Our observations suggest that bacterial cell surface organization is strongly influenced by growth patterning. Calculations based on ferritin labeling of newly translocated LPS in Salmonella
predict that an LPS molecule would diffuse less than 300 nm 
, or approximately one twelfth of the cylindrical circumference, on the time scale of bacterial cell division. These ferritin-labeled LPS molecules initially appear in clusters assumed to be membrane translocation sites. Electron micrographs taken at regular intervals after labeling revealed that these clusters gradually disperse from each other across the surface of Salmonella
, beyond the 300 nm diffusion limit. In comparison to the doubling of OM area that occurs on this time scale, it is reasonable to expect that the motion of OM proteins is dominated by patterns of OM incorporation, not diffusion.

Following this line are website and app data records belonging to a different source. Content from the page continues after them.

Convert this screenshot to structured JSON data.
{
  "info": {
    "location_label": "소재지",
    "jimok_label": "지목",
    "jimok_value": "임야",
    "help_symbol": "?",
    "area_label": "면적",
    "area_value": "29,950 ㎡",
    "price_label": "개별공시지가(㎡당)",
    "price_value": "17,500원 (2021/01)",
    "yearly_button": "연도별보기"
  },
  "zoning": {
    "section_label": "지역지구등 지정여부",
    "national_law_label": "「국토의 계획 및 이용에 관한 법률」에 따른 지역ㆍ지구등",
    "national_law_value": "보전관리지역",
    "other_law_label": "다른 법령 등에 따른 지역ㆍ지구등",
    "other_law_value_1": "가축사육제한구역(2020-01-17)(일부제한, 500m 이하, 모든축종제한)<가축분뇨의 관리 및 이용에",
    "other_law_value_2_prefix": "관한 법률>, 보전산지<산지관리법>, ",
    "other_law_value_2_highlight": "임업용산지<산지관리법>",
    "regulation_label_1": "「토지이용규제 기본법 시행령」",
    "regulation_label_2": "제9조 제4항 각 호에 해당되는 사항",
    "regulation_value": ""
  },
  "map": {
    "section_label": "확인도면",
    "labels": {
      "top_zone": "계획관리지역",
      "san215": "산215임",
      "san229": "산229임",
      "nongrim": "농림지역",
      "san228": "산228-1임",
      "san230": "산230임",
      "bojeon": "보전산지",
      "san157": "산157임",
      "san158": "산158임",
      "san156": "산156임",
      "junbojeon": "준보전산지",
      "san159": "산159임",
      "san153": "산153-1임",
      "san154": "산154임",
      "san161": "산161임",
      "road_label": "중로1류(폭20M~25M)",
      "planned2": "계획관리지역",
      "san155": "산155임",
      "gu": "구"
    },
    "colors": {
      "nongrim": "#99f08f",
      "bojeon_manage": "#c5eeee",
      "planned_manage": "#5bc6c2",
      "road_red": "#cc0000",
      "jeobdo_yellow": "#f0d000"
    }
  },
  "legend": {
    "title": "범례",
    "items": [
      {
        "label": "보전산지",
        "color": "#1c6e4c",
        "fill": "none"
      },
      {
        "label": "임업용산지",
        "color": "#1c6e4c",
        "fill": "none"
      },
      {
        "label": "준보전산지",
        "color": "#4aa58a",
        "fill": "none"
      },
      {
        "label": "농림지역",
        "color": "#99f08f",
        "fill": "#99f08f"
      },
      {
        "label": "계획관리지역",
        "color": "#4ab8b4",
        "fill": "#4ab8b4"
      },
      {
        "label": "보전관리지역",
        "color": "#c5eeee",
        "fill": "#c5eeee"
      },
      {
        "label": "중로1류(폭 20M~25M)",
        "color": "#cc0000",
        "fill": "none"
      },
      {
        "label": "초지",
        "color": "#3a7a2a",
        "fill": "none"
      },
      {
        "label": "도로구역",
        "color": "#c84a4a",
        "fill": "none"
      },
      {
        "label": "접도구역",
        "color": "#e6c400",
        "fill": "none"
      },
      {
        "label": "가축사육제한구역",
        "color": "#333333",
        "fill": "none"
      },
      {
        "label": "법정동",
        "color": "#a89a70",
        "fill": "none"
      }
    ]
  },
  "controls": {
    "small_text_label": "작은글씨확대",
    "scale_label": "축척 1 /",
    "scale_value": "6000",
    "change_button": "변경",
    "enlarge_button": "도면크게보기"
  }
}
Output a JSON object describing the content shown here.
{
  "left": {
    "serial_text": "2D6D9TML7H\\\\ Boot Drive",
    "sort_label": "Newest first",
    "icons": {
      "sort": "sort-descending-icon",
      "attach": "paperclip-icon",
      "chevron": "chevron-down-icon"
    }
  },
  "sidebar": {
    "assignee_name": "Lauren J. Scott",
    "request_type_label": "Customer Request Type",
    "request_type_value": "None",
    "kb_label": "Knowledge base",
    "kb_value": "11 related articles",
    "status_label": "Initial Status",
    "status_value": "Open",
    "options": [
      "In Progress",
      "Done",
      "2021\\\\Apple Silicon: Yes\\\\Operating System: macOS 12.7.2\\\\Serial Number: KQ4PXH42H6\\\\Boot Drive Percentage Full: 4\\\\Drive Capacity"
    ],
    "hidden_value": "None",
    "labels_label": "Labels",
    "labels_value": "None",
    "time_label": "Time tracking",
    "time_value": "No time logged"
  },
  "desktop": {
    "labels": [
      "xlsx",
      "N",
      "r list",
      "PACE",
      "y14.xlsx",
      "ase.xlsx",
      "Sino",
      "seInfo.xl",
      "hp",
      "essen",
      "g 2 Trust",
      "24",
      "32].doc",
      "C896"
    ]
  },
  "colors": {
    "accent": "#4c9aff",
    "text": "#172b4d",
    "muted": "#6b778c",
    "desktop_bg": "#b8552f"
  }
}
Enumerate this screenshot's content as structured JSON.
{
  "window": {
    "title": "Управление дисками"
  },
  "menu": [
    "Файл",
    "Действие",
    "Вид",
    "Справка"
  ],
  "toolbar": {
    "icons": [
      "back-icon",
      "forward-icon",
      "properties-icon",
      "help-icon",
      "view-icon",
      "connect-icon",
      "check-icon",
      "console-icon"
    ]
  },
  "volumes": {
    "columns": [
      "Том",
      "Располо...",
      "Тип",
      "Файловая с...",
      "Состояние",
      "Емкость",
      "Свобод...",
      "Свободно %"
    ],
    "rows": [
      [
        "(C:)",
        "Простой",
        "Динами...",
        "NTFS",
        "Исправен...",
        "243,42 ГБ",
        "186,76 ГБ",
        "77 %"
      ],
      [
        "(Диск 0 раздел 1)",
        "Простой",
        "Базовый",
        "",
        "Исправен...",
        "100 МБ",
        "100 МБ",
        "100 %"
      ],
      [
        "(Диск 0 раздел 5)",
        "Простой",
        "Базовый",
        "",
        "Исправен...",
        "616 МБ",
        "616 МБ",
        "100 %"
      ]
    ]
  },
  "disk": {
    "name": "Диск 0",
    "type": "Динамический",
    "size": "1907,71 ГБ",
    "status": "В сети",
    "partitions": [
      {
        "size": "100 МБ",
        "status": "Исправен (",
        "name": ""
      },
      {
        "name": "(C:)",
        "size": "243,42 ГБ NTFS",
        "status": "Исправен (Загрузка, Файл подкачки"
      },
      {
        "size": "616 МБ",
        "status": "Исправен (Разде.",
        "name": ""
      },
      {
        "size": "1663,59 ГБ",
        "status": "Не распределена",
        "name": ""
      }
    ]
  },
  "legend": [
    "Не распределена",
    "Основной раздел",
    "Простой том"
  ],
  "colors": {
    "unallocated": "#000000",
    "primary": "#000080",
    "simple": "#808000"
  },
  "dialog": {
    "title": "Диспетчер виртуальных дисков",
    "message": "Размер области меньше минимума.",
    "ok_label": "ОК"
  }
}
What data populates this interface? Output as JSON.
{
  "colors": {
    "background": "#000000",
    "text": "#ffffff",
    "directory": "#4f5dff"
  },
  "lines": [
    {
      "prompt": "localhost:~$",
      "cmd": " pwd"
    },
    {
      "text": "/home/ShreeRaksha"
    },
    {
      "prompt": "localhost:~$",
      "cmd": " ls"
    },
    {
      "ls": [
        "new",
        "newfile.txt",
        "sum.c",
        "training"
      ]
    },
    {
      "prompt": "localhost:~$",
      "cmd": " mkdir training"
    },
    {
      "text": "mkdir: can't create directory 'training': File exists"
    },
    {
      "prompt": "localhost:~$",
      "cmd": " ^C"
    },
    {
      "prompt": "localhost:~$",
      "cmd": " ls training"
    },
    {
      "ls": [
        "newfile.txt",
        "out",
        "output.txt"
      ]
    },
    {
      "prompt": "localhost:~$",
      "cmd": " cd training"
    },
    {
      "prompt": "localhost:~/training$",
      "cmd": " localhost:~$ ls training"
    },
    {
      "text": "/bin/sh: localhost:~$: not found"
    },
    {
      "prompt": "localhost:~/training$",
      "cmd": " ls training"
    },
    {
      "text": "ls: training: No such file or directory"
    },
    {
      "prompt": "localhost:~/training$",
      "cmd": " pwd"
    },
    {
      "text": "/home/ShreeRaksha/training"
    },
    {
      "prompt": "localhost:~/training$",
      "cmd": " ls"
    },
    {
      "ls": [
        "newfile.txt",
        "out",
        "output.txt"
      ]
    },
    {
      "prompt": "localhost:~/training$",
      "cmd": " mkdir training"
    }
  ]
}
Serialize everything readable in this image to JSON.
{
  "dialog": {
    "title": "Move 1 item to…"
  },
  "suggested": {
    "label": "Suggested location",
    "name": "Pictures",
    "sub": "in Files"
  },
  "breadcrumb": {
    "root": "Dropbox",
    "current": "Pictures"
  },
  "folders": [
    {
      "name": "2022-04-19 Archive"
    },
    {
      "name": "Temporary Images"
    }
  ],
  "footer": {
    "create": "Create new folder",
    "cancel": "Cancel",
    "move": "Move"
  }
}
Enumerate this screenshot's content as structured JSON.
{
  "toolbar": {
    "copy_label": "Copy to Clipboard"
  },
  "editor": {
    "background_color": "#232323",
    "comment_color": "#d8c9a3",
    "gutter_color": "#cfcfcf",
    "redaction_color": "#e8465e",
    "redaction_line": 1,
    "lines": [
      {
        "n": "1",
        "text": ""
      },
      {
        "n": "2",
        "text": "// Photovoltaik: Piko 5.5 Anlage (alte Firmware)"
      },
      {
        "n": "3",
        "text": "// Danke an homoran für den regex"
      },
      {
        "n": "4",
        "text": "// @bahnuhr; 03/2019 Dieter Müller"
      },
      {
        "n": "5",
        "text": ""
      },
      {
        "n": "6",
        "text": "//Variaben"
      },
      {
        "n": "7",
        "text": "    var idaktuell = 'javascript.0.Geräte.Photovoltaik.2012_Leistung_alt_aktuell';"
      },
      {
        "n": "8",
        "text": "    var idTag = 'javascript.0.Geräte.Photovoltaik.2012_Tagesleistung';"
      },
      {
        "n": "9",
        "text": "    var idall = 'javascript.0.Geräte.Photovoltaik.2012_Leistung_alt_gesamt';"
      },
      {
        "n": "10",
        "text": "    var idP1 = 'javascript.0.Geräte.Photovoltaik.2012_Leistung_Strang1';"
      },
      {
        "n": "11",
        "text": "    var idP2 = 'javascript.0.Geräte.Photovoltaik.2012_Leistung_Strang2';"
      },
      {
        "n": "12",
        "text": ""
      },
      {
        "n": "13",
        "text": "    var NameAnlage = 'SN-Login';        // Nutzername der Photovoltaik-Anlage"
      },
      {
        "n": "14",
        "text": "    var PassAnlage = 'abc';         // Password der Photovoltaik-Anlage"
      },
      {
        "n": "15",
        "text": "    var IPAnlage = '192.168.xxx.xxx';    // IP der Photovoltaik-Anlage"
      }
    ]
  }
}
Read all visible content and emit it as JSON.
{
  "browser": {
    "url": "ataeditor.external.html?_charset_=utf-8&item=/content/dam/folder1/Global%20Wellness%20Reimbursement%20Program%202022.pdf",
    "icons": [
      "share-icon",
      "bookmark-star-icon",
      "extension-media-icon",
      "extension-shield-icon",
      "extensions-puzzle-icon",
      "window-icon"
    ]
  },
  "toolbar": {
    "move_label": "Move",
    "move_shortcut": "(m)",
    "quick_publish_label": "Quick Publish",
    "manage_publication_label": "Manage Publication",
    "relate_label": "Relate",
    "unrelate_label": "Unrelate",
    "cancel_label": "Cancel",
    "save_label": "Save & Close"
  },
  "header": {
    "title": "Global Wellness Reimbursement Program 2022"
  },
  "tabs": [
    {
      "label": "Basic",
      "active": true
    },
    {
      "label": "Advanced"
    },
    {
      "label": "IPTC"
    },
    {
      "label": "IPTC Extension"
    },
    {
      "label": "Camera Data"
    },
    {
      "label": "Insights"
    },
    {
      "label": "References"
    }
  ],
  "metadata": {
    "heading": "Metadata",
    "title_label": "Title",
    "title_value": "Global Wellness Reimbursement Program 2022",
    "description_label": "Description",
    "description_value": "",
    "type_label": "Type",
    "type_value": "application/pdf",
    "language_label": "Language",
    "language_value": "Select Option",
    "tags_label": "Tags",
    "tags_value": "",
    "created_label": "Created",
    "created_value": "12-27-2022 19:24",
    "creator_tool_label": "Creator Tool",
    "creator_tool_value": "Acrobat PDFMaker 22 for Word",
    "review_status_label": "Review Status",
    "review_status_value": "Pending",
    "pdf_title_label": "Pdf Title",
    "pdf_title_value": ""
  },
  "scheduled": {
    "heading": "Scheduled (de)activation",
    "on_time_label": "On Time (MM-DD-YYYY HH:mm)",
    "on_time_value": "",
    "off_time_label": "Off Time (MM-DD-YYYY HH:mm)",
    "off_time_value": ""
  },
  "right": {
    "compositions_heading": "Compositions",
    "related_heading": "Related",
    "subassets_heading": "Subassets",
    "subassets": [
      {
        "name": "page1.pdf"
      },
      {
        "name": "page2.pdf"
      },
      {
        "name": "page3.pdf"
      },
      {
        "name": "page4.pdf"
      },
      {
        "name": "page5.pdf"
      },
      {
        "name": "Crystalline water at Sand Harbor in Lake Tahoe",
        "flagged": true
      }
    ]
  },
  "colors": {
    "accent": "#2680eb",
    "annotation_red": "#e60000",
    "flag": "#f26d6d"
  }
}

The spatial pattern of protein expression dictates not only the distribution of proteins within a single cell, but also the distribution of OM proteins in a population. The unequal partitioning of proteins into daughter cells can produce heterogeneity among isogenic bacterial populations, and in a growing bacterial population, the fraction of cells harboring ‘old poles’ shrinks exponentially. If an OM protein is expressed and subsequently repressed early in the growth curve, polar retention will cause it to be concentrated at these few old poles. In this manner, OM protein inheritance could generate heterogeneity based on generational age that has important phenotypic consequences for differential permeability to essential nutrients, drug concentration, or phage infection. The agreement between our simple model and the observed motion of LamB puncta suggests that heterogeneity may be a general outcome in any bacterium in which the OM grows in discrete bursts.